You don’t see that at the ballpark everyday.
The thing is, though, you can. If you only look. To me, the cranes are a gift. And while I don’t report them as news, they are my hands-down early highlight of the baseball season, which stretches from February to November and can take on the feel of a monotonous grind. When that happens, I often find myself diverting my gaze from the field to the sky.
In baseball circles, I’m the bird guy. As a beat reporter for the past decade, I’ve been the bird guy a lot—a rare breed in the press box and legitimately extralimital among baseball players and coaches, who in my experience are more prone to hunt ducks than photograph them. Baseball people are always texting me pictures of birds they are astounded to find brush up against their life in the game, and I’m happy to share my passion with them: ‘Those funky-looking Florida waders? White Ibis!’; ‘That long-nose fellow is an American Woodcock, and no, he doesn’t belong in your equipment shed;’ ‘Bald Eagle over the river in our nation’s capital? Yes, I believe you!’
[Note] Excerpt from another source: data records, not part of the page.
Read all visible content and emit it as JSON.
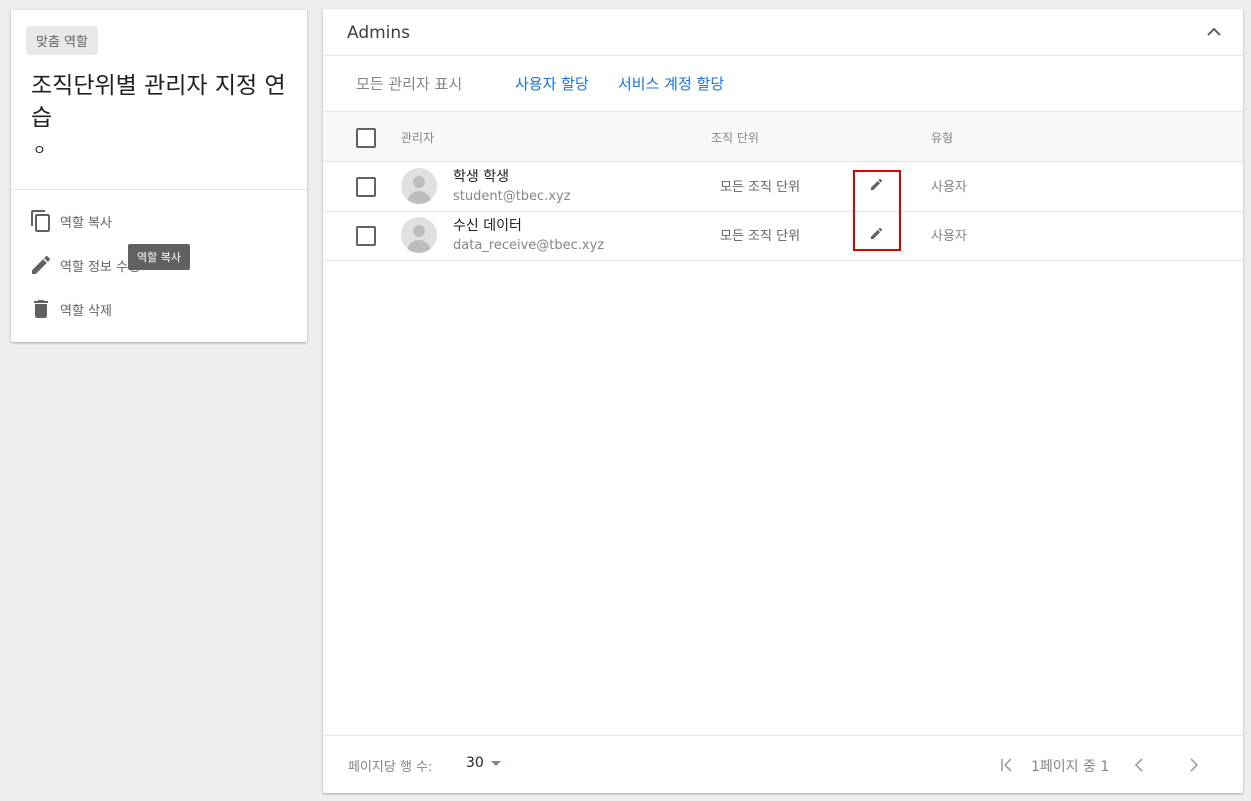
{
  "left_panel": {
    "chip": "맞춤 역할",
    "title": "조직단위별 관리자 지정 연습",
    "subtitle": "ㅇ",
    "actions": [
      {
        "label": "역할 복사",
        "icon": "copy-icon"
      },
      {
        "label": "역할 정보 수정",
        "icon": "pencil-icon"
      },
      {
        "label": "역할 삭제",
        "icon": "trash-icon"
      }
    ],
    "tooltip": "역할 복사"
  },
  "admins": {
    "title": "Admins",
    "filters": {
      "all": "모든 관리자 표시",
      "assign_user": "사용자 할당",
      "assign_service": "서비스 계정 할당"
    },
    "columns": {
      "admin": "관리자",
      "org_unit": "조직 단위",
      "type": "유형"
    },
    "rows": [
      {
        "name": "학생 학생",
        "email": "student@tbec.xyz",
        "org_unit": "모든 조직 단위",
        "type": "사용자"
      },
      {
        "name": "수신 데이터",
        "email": "data_receive@tbec.xyz",
        "org_unit": "모든 조직 단위",
        "type": "사용자"
      }
    ],
    "footer": {
      "rows_per_page_label": "페이지당 행 수:",
      "rows_per_page": "30",
      "page_info": "1페이지 중 1"
    }
  },
  "colors": {
    "link": "#1a73e8",
    "highlight": "#e00000"
  }
}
Occasionally, birds make baseball headlines all on their own. In 2004, the plight of an unfortunate Mourning Dove hit the national news when it flew into the path of a 100-mph Randy Johnson fastball and exploded in mid-air. Last October, fans were delighted when a Greater White-fronted Goose landed on the outfield at Dodger Stadium, interrupting Game 2 of the National League Division Series—it was safely removed and released. (Unfortunately, baseball doesn’t much consider how hazardous artificial light from stadiums can be for birds, especially during migration. But hopefully, more professional sports teams will soon follow the lead of the NBA’s Milwaukee Bucks, who built the world’s first bird-friendly arena in 2019).
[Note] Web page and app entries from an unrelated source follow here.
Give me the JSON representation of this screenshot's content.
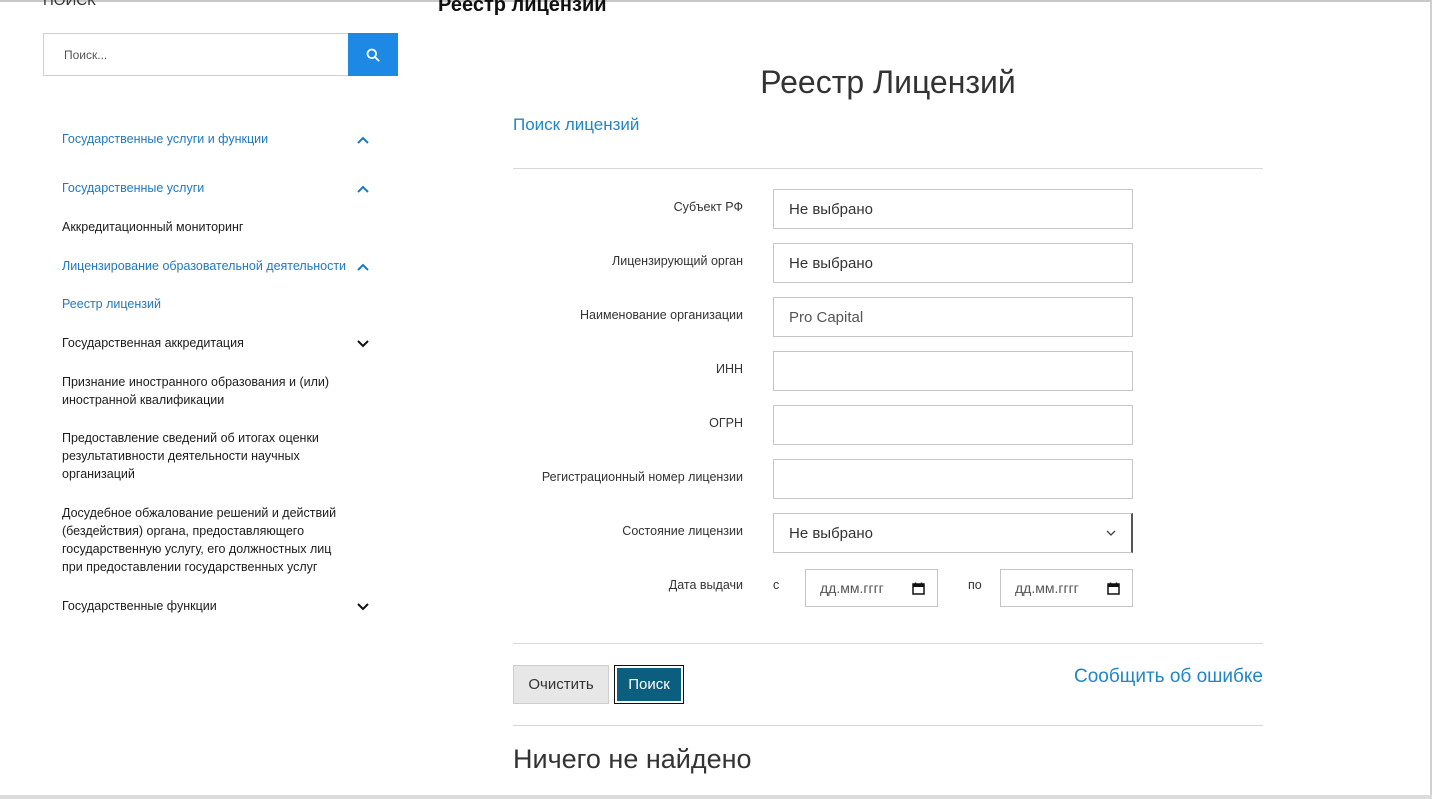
{
  "sidebar": {
    "title": "ПОИСК",
    "search_placeholder": "Поиск...",
    "items": [
      {
        "label": "Государственные услуги и функции",
        "style": "link",
        "chevron": "up"
      },
      {
        "label": "Государственные услуги",
        "style": "link",
        "chevron": "up"
      },
      {
        "label": "Аккредитационный мониторинг",
        "style": "plain",
        "chevron": ""
      },
      {
        "label": "Лицензирование образовательной деятельности",
        "style": "link",
        "chevron": "up"
      },
      {
        "label": "Реестр лицензий",
        "style": "link",
        "chevron": ""
      },
      {
        "label": "Государственная аккредитация",
        "style": "plain",
        "chevron": "down"
      },
      {
        "label": "Признание иностранного образования и (или) иностранной квалификации",
        "style": "plain",
        "chevron": ""
      },
      {
        "label": "Предоставление сведений об итогах оценки результативности деятельности научных организаций",
        "style": "plain",
        "chevron": ""
      },
      {
        "label": "Досудебное обжалование решений и действий (бездействия) органа, предоставляющего государственную услугу, его должностных лиц при предоставлении государственных услуг",
        "style": "plain",
        "chevron": ""
      },
      {
        "label": "Государственные функции",
        "style": "plain",
        "chevron": "down"
      }
    ]
  },
  "page": {
    "heading": "Реестр лицензий",
    "main_title": "Реестр Лицензий",
    "section_link": "Поиск лицензий"
  },
  "form": {
    "subject": {
      "label": "Субъект РФ",
      "value": "Не выбрано"
    },
    "licensing_body": {
      "label": "Лицензирующий орган",
      "value": "Не выбрано"
    },
    "org_name": {
      "label": "Наименование организации",
      "value": "Pro Capital"
    },
    "inn": {
      "label": "ИНН",
      "value": ""
    },
    "ogrn": {
      "label": "ОГРН",
      "value": ""
    },
    "reg_number": {
      "label": "Регистрационный номер лицензии",
      "value": ""
    },
    "status": {
      "label": "Состояние лицензии",
      "value": "Не выбрано"
    },
    "issue_date": {
      "label": "Дата выдачи",
      "from_label": "с",
      "to_label": "по",
      "from_placeholder": "дд.мм.гггг",
      "to_placeholder": "дд.мм.гггг"
    }
  },
  "actions": {
    "clear": "Очистить",
    "search": "Поиск",
    "report_error": "Сообщить об ошибке"
  },
  "results": {
    "message": "Ничего не найдено"
  },
  "colors": {
    "link": "#1f78c1",
    "search_button": "#1e88e5",
    "primary_button": "#0b5e7d"
  }
}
In truth, birds have been woven into the fabric of our national pastime since its beginnings. Every fan knows the St. Louis Cardinals, Toronto Blue Jays, and Baltimore Orioles, sure. But have you heard of the Boston Doves (1907–10), Brooklyn Robins (1914–31), Columbus Blue Birds (1933), and Newark Eagles (1935–48)?
Yet avian diversity at the stadium goes well beyond mascots. The spring training ballparks of south Florida and Arizona are excellent birding sites, with vultures, hawks, Osprey, crows, and shrikes to enjoy. Once the regular season begins, I spot nighthawks filling the late-inning summer skies in places like Atlanta, attracted to feed on insects that swarm around ballpark lights. San Francisco’s Oracle Park offers a crash-course in gull identification. In St. Louis, I spent an entire summer eye-level with Busch Stadium’s resident Peregrine Falcons, who hunted pigeons over the visitor’s bullpen in the shadow of the Gateway Arch.
As I travel to ballparks around the country, I also go offsite to tick regional specialties such as Tufted Puffins (Seattle), Gray Kingbird (Tampa Bay), and California Gnatcatcher (San Diego) off my life list, all within 90-minute drives of those stadiums. A great morning bird or two soothes the blow of a night game in a domed stadium (8 of the 30 big league parks have fixed or retractable roofs).
Of course, binoculars are handy for watching baseball, too. So if you want a close-up of the action on the field and birds in the sky, bring your binoculars with your tickets. Just check your facility’s bag policy beforehand.
While I type this article from a press box, I am surprised when an editor points toward the stadium scoreboard with glee. “Great Blue Heron flying over the baseball field!” he exclaims, nearly jumping out of his seat. The glimmer in his face reads unmistakable: You don’t see that at the ballpark every day.
This story originally ran in the Summer 2023 issue as “America’s Pastime is For the Birds.” To receive our print magazine, become a member by making a donation today.